Housing issues topped meeting with PM, premier says
Akeeagok says goal of developing at least 1,000 housing units in territory will help address other priorities too
Housing — and Nunavut’s goal of building 1,000 more units — was at the “forefront of discussion” in a meeting last week with Prime Minister Justin Trudeau, says Premier P.J. Akeeagok.
Akeeagok said the May 12 sit-down at the prime minister’s office in Ottawa was his first in-person meeting with Trudeau since Nunavut’s Katujjiluta mandate was announced during the throne speech in March.
Katujjiluta — which means “a commitment to work in unity to manifest the courageous dream” — was planned with Nunavut Tunngavik Inc., and the territory’s three regional Inuit organizations: Qikiqtani Inuit Association, Kivalliq Inuit Association and the Kitikmeot Inuit Association.

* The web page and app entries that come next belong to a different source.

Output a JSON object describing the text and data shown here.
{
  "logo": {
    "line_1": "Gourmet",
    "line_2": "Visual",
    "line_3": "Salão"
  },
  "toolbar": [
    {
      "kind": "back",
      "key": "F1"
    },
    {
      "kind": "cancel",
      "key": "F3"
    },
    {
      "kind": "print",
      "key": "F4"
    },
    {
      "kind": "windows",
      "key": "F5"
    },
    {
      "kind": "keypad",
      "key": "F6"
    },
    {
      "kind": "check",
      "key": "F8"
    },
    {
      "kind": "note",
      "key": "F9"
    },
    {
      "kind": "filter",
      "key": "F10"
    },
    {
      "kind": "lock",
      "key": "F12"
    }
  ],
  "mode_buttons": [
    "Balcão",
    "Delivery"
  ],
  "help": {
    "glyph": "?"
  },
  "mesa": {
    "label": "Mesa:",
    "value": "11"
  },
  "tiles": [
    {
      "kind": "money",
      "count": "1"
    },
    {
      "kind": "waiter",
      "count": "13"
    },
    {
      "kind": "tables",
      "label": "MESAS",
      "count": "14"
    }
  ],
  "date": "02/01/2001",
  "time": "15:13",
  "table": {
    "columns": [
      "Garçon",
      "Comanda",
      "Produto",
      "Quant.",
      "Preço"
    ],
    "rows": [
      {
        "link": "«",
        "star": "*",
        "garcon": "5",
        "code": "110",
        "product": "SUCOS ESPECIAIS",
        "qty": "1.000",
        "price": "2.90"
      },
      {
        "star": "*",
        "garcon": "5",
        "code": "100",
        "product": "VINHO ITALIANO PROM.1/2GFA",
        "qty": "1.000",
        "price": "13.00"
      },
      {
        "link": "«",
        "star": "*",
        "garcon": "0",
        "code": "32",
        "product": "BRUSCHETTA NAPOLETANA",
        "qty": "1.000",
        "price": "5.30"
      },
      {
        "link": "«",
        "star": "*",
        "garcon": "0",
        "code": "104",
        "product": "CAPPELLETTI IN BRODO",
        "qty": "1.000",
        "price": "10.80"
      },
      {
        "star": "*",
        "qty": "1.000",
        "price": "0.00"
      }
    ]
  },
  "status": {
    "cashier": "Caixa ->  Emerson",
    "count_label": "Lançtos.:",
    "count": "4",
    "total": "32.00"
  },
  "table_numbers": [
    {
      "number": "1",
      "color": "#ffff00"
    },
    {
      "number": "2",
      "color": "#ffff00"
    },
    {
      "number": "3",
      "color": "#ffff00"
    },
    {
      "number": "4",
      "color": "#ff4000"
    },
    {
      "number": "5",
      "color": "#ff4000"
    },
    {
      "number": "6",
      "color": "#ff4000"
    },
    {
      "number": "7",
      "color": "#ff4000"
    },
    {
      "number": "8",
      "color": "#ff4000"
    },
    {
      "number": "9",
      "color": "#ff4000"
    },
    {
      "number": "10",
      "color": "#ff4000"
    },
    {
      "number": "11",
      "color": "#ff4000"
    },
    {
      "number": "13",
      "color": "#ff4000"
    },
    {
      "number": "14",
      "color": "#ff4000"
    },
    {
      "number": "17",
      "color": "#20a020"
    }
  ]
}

In an interview with Nunatsiaq News on Tuesday, Akeeagok said the meeting was an opportunity to discuss the goal of developing at least 1,000 housing units. over four years across the territory.
By providing more housing and better accommodation, he hopes other social issues will also be improved.
“Housing was at the forefront of the discussion I had with him,” Akeeagok said.
“We all realize the impact the lack of housing has had right across the board — look at the rates of suicide, the impact on our culture … the impact on mental health, the impact on sexual health … education levels and employment levels, among other areas.”
He said he and Trudeau also discussed the federal budget released earlier this year, and the $60 million it provides for the Government of Nunavut as well as $845 million to address housing needs in Inuit communities.
The Katujjiluta mandate identifies the GN’s priorities for the next four years.
It aims to improve elder care in the territory through construction of long-term care facilities, housing units for elders and seniors, and training in linguistic and cultural sensitivity for staff working in continuing-care facilities.
It also addresses challenges involving mental health and suicide prevention through creating better opportunities, access to training, and formal recognition for Inuit to provide culturally and linguistically relevant mental health and well-being programs and services.
As well, it invests in local mental health, suicide prevention and addictions treatment programs that address root causes such as trauma, bullying and discrimination.
Akeeagok said other issues discussed with Trudeau included Arctic sovereignty, infrastructure development and collaboration.
Also, he said, the need for the territorial and federal governments to work closely together as negotiations continue toward the transfer of Nunavut’s public lands and resources to the territorial government, which will allow more decisions to be made closer to home.